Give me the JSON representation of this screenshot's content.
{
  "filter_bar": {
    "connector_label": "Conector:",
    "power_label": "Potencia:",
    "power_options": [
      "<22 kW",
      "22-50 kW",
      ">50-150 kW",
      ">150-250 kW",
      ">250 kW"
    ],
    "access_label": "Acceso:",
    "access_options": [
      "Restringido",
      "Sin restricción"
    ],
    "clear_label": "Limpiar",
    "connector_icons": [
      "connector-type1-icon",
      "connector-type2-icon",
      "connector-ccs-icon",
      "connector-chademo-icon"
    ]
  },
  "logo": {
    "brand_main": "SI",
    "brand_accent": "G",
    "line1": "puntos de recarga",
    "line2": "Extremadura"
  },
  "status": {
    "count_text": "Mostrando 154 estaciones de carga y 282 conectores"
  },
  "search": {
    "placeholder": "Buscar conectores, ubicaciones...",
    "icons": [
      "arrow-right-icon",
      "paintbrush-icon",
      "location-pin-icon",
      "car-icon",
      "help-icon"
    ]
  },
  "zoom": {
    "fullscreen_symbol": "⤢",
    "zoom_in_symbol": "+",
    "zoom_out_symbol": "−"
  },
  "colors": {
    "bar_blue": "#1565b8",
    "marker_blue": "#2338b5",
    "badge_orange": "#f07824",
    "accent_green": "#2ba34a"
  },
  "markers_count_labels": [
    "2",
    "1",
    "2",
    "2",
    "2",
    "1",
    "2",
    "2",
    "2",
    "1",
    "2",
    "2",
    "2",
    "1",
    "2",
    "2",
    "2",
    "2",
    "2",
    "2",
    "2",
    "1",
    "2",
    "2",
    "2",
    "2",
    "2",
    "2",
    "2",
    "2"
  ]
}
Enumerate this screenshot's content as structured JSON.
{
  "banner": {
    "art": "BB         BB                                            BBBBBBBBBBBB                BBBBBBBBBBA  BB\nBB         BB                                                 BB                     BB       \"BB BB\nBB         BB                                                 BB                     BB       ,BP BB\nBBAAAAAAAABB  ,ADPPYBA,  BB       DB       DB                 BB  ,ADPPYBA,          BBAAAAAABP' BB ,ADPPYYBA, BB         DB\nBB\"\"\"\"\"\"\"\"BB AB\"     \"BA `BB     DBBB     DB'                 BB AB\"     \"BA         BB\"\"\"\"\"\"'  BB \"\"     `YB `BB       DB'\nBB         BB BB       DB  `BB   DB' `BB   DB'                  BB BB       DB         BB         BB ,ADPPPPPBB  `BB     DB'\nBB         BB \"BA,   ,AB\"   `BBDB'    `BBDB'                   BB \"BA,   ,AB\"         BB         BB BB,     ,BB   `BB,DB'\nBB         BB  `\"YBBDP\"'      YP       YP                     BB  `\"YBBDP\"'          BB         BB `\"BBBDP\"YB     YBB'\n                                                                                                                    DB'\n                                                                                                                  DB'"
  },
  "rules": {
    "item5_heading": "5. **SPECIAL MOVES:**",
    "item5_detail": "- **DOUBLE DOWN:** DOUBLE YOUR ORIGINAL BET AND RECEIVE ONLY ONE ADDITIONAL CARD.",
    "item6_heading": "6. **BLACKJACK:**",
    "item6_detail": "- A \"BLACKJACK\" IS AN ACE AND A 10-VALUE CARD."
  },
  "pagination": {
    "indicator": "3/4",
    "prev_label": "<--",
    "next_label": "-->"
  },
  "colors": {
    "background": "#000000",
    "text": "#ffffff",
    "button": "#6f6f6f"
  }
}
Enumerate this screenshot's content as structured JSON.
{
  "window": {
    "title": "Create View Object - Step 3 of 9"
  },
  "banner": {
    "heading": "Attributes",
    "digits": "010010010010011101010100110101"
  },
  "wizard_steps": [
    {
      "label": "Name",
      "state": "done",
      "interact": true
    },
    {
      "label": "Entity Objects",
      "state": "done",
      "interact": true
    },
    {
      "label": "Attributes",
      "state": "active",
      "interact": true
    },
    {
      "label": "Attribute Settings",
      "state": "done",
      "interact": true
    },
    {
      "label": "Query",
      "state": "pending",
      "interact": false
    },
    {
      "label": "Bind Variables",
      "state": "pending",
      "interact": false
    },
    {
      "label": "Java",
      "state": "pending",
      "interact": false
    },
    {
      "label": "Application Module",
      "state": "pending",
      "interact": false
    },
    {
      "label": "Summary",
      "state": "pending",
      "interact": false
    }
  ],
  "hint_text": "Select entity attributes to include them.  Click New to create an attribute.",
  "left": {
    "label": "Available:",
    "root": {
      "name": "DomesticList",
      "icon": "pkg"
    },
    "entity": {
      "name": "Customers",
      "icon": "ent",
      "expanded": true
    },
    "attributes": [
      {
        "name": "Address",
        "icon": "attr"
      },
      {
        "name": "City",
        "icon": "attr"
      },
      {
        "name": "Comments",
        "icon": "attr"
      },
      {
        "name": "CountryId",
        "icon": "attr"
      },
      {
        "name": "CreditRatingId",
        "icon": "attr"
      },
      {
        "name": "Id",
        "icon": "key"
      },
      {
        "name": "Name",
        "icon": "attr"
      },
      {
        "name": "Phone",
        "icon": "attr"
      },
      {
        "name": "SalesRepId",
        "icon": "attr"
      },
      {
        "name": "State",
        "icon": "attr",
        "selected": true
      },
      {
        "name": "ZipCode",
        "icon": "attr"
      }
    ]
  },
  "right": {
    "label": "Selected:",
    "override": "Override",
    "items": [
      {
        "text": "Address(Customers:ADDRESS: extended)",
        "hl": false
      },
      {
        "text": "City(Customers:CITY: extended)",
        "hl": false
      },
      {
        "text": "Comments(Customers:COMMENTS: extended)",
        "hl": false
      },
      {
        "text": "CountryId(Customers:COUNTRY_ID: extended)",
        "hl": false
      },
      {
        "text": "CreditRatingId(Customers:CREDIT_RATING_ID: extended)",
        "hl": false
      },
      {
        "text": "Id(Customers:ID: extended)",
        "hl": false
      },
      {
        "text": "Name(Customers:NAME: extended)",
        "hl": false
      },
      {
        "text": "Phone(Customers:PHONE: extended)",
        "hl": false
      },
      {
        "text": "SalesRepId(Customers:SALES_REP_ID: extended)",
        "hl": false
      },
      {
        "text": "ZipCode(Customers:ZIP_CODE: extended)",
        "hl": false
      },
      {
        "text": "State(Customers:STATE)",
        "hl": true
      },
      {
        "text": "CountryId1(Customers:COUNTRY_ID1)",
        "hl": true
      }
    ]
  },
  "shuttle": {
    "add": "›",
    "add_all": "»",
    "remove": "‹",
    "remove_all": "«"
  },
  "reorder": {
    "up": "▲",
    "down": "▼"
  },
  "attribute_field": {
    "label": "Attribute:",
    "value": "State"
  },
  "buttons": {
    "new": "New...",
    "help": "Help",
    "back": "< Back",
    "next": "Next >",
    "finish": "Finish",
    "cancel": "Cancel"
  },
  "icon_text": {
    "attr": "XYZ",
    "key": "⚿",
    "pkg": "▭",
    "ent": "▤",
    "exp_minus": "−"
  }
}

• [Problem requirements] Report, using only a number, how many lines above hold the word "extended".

• [Final answer] 10